Hilda switched on Channel 29 News while the coffeemaker gurgled on the counter top. She didn’t watch much TV, but she would rather let Dave Rogers tell her what the weather would be than look it up on her computer. She assembled a three-egg omelette as the commercials droned on. She was not really paying attention, but she noticed that the commercial had been interrupted for breaking news. Continue reading
The Greenbrier neighborhood was awash with brilliant white and pink dogwoods. The sun filtered through the trees as Emily made her way to school. Hilda trailed her as they navigated the curving, narrow roads. Continue reading
With five kilometres to go, Emily broke from the peloton and sprinted for the finish line. Sylvia and Tashiqua stood up and pulled alongside her, blocking any moves by the riders in the field. Everyone knew what was happening. After the races last fall and the two this spring, Emily was becoming famous in women’s cycling, not only as the fresh new face on the circuit, but for her ability to sprint after gruelling hills. No one understood why a girl from Kansas could do that (except her mother, who did not grant interviews). Continue reading
Two weeks after the ambush at Aberdeen Proving Grounds, Joe, Jack and Hilda were driving slowly south on Interstate 81 down the Shenandoah Valley. The winter storm pounding the East Coast was less severe west of the Blue Ridge, so Joe decided to head west above Baltimore to Hagerstown and down the Shenandoah Valley. From the radio reports, they knew that the main I-95 corridor from Aberdeen south was impassable. At least the convoys of long-haul trucks on the “New England Expressway” between Atlanta and Boston helped the snowplows stay ahead of the falling snow. Continue reading
“It’s just above freezing, Emily. I can drive you to school.” The kitchen was bright with the sunlight reflecting from the winter wonderland in the back yard.
“I’ll ride the long way around, Mom. It’s clear all the way, and there is plenty of room on Rio Road and the John Warner Parkway to avoid any frozen puddles.” Emily finished her breakfast and started clearing the table. Continue reading
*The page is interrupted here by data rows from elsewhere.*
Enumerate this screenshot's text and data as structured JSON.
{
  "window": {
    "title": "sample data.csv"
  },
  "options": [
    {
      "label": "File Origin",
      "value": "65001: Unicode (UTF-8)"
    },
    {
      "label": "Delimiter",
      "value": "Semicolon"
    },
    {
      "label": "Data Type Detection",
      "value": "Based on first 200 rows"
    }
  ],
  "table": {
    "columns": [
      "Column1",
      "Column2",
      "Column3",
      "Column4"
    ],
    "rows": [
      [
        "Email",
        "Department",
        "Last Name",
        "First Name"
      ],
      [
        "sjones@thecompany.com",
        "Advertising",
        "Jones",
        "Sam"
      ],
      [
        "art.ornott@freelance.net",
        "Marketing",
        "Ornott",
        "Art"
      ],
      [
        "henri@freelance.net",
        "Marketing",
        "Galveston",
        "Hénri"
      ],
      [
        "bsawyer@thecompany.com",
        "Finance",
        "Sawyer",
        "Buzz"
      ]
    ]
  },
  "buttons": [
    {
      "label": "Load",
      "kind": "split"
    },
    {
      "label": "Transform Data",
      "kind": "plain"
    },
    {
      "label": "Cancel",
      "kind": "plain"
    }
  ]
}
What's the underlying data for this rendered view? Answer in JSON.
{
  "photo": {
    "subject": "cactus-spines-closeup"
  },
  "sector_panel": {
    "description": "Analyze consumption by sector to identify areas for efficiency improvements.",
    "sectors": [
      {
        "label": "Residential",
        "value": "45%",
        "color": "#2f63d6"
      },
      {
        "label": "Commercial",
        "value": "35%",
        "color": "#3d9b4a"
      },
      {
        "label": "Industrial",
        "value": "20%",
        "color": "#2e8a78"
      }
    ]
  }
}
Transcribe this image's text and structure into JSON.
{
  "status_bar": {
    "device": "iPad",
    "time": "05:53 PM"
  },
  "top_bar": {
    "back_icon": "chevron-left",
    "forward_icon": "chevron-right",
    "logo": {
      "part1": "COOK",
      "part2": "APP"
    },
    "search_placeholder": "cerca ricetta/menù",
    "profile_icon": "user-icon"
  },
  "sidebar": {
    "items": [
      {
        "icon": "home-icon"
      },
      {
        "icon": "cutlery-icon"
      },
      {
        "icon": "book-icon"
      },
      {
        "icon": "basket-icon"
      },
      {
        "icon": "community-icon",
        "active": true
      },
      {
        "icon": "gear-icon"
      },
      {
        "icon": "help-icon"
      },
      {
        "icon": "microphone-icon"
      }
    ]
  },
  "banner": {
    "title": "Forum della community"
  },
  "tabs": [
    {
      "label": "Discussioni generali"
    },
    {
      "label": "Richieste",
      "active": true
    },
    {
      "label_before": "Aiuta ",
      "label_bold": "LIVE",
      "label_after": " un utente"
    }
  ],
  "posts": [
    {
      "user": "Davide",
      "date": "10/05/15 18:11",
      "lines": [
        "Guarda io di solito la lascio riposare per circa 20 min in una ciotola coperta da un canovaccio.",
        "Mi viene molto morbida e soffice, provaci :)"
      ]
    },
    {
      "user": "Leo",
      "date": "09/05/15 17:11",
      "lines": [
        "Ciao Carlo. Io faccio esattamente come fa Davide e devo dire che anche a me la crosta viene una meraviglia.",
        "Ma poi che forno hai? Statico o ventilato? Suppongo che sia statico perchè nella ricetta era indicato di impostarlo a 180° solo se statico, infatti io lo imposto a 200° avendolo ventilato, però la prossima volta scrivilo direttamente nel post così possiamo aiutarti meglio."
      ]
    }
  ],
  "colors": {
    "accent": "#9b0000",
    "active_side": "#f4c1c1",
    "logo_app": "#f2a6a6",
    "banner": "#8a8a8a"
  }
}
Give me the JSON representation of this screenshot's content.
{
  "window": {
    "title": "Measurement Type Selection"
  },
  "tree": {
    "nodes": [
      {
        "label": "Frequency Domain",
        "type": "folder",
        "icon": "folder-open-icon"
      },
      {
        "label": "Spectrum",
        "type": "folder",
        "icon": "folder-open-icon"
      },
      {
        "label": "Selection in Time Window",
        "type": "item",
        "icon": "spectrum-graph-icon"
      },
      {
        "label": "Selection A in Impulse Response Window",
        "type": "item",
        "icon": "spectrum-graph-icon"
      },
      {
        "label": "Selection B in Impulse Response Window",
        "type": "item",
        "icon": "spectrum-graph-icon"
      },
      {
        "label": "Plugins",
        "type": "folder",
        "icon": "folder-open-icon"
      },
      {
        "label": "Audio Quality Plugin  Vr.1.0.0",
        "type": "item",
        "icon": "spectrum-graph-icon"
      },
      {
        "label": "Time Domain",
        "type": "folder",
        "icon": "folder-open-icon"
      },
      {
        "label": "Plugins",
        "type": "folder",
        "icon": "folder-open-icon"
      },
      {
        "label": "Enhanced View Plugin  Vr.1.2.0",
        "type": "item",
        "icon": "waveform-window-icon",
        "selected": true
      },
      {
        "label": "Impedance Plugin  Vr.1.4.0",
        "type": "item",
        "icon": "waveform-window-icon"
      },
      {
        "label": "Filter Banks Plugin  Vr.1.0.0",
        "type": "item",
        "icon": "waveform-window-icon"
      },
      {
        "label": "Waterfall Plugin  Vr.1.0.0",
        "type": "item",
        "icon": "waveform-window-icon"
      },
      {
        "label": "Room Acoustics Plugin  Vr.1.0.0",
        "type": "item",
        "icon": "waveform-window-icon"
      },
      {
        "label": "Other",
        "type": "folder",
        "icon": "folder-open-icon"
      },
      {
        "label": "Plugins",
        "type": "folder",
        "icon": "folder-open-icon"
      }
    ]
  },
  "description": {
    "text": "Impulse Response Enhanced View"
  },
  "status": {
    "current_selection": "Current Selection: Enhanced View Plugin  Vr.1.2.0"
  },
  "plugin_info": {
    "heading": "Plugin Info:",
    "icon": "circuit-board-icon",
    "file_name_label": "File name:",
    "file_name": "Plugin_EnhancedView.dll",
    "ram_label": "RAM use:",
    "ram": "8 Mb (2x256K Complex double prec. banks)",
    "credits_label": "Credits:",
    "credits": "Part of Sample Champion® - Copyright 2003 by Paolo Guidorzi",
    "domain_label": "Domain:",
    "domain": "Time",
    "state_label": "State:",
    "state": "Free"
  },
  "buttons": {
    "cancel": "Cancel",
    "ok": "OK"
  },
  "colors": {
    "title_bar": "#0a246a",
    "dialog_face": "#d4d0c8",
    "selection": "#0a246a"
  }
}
Emily wrapped her scarf twice around her neck and stuffed it snugly in her jacket before starting down 12th Street again. The snow had come suddenly – it had been sunny and pleasant on the way to school. By the time she turned north into her neighbourhood, the white stuff was beginning to stick, in that dangerous phase where the road is most slippery. Fortunately, she did not have any turns or hills ahead, and her Schwalbe Marathoner tires were reliable going straight. Continue reading